Subject(s)
COVID-19/epidemiology , Food Assistance/organization & administration , Food Insecurity , Food Services/organization & administration , Health Equity/statistics & numerical data , Schools/organization & administration , Child , Female , Food Assistance/statistics & numerical data , Food Services/statistics & numerical data , Humans , Male , Meals , Pandemics , Poverty , SARS-CoV-2 , Schools/statistics & numerical data , Socioeconomic Factors , United States , United States Department of Agriculture , Urban Population
13.
J Clin Epidemiol ; 128: 35-48, 2020 12.
Article in English | MEDLINE | ID: covidwho-591727

ABSTRACT

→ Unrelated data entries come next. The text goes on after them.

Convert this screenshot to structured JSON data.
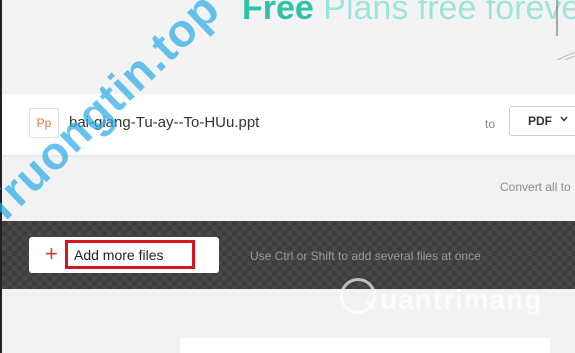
{
  "hero": {
    "free_word": "Free",
    "rest_text": "Plans free forever"
  },
  "file": {
    "icon_text": "Pp",
    "name": "bai-giang-Tu-ay--To-HUu.ppt",
    "to_label": "to",
    "format_value": "PDF"
  },
  "convert_all": "Convert all to",
  "dropzone": {
    "add_button_label": "Add more files",
    "hint": "Use Ctrl or Shift to add several files at once"
  },
  "watermark": {
    "diagonal": "Truongtin.top",
    "brand": "uantrimang"
  },
  "colors": {
    "accent": "#2fc2a8",
    "highlight": "#d8141c",
    "plus": "#d0392b",
    "dropzone_bg": "#3d3d3d"
  }
}
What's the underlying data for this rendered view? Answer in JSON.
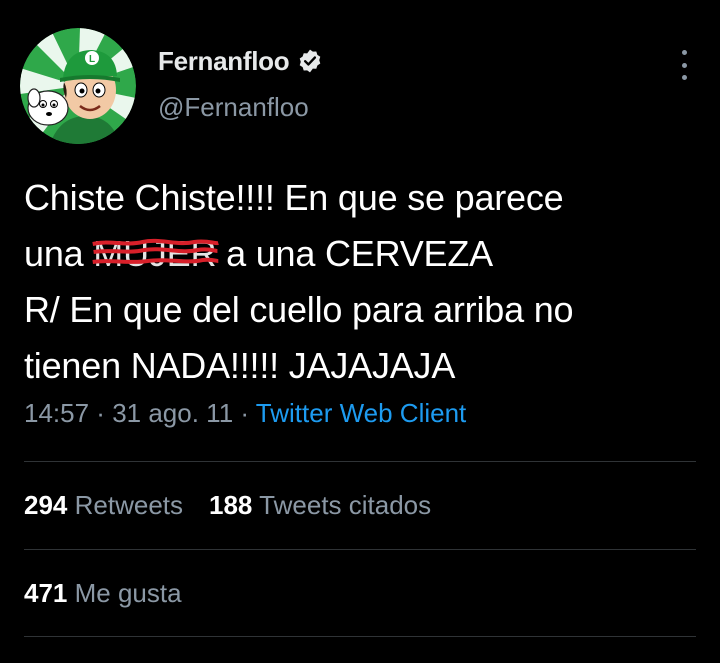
{
  "user": {
    "display_name": "Fernanfloo",
    "handle": "@Fernanfloo",
    "verified": true,
    "avatar_icon": "cartoon-avatar-green-cap"
  },
  "more_icon": "more-vertical-icon",
  "tweet": {
    "line1": "Chiste Chiste!!!! En que se parece",
    "line2_pre": "una ",
    "line2_scribbled": "MUJER",
    "line2_post": " a una CERVEZA",
    "line3": "R/ En que del cuello para arriba no",
    "line4": "tienen NADA!!!!! JAJAJAJA",
    "scribble_color": "#d8202a"
  },
  "meta": {
    "time": "14:57",
    "sep1": " · ",
    "date": "31 ago. 11",
    "sep2": " · ",
    "client": "Twitter Web Client"
  },
  "stats": {
    "retweets_count": "294",
    "retweets_label": "Retweets",
    "quotes_count": "188",
    "quotes_label": "Tweets citados",
    "likes_count": "471",
    "likes_label": "Me gusta"
  },
  "colors": {
    "background": "#000000",
    "secondary_text": "#8b98a5",
    "link": "#1d9bf0",
    "divider": "#2f3336"
  }
}
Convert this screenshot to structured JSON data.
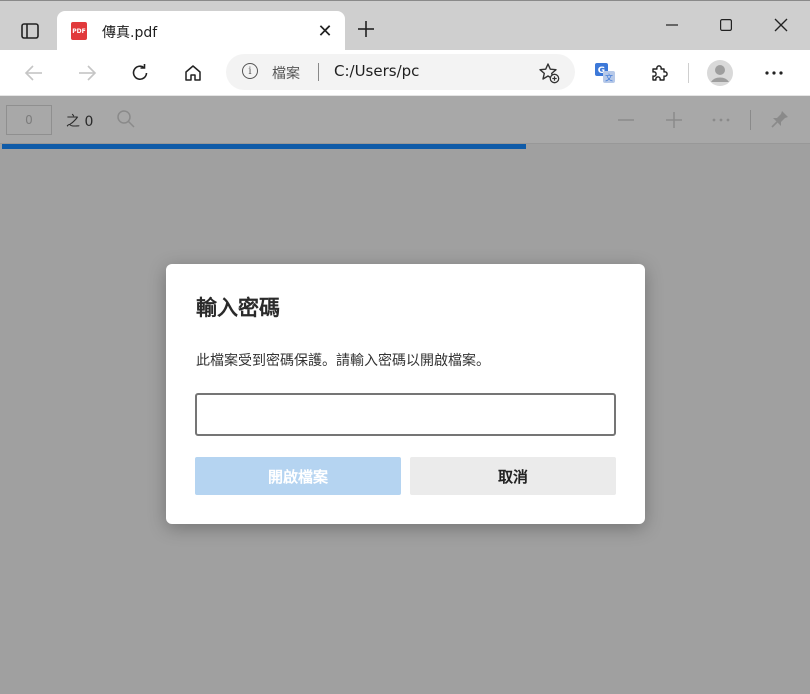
{
  "tab": {
    "title": "傳真.pdf",
    "icon": "pdf-file-icon",
    "icon_text": "PDF"
  },
  "window": {
    "minimize": "minimize-icon",
    "maximize": "maximize-icon",
    "close": "close-icon"
  },
  "address_bar": {
    "site_label": "檔案",
    "url": "C:/Users/pc"
  },
  "pdf_toolbar": {
    "page_value": "0",
    "page_total": "之 0",
    "progress": 0.65
  },
  "dialog": {
    "title": "輸入密碼",
    "message": "此檔案受到密碼保護。請輸入密碼以開啟檔案。",
    "password_value": "",
    "open_label": "開啟檔案",
    "cancel_label": "取消"
  },
  "colors": {
    "accent": "#0f5ba8",
    "disabled_button": "#b5d4f1",
    "overlay": "#a0a0a0"
  }
}
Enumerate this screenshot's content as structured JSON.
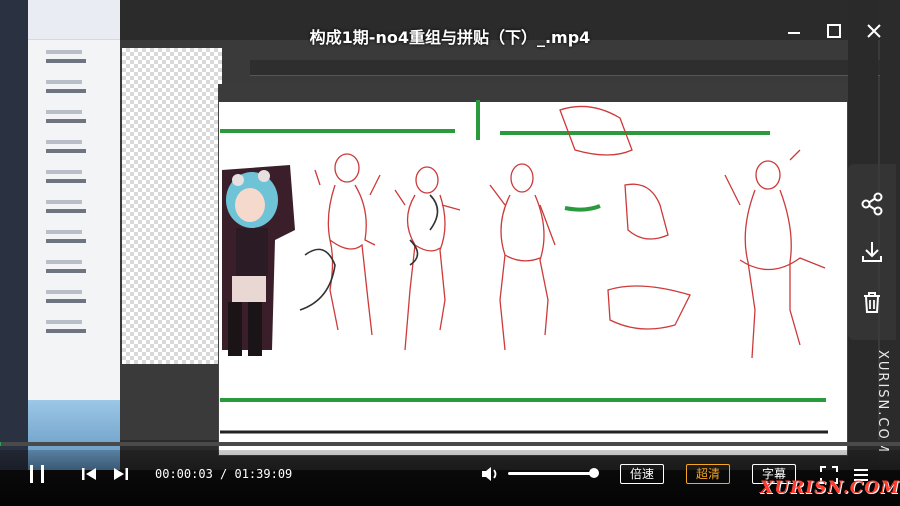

BACKGROUND: Coronavirus disease 2019 (COVID-19) is a global pandemic. Governments have implemented combinations of "lockdown" measures of various stringencies, including school and workplace closures, cancellations of public events, and restrictions on internal and external movements. These policy interventions are an attempt to shield high-risk individuals and to prevent overwhelming countries' healthcare systems, or, colloquially, "flatten the curve." However, these policy interventions may come with physical and psychological health harms, group and social harms, and opportunity costs. These policies may particularly affect vulnerable populations and not only exacerbate pre-existing inequities but also generate new ones. METHODS: We developed a conceptual framework to identify and categorize adverse effects of COVID-19 lockdown measures. We based our framework on Lorenc and Oliver's framework for the adverse effects of public health interventions and the PROGRESS-Plus equity framework. To test its application, we purposively sampled COVID-19 policy examples from around the world and evaluated them for the potential physical, psychological, and social harms, as well as opportunity costs, in each of the PROGRESS-Plus equity domains: Place of residence, Race/ethnicity, Occupation, Gender/sex, Religion, Education, Socioeconomic status, Social capital, Plus (age, and disability). RESULTS: We found examples of inequitably distributed adverse effects for each COVID-19 lockdown policy example, stratified by a low- or middle-income country and high-income country, in every PROGRESS-Plus equity domain. We identified the known policy interventions intended to mitigate some of these adverse effects. The same harms (anxiety, depression, food insecurity, loneliness, stigma, violence) appear to be repeated across many groups and are exacerbated by several COVID-19 policy interventions. CONCLUSION: Our conceptual framework highlights the fact that COVID-19 policy interventions can generate or exacerbate interactive and multiplicative equity harms. Applying this framework can help in three ways: (1) identifying the areas where a policy intervention may generate inequitable adverse effects; (2) mitigating the policy and practice interventions by facilitating the systematic examination of relevant evidence; and (3) planning for lifting COVID-19 lockdowns and policy interventions around the world.


Subject(s)
COVID-19/epidemiology , COVID-19/therapy , Health Equity/statistics & numerical data , Health Policy , Health Status Disparities , Public Health/standards , Quarantine/standards , Humans , Pandemics , Vulnerable Populations
SELECTION OF CITATIONS
SEARCH DETAIL
...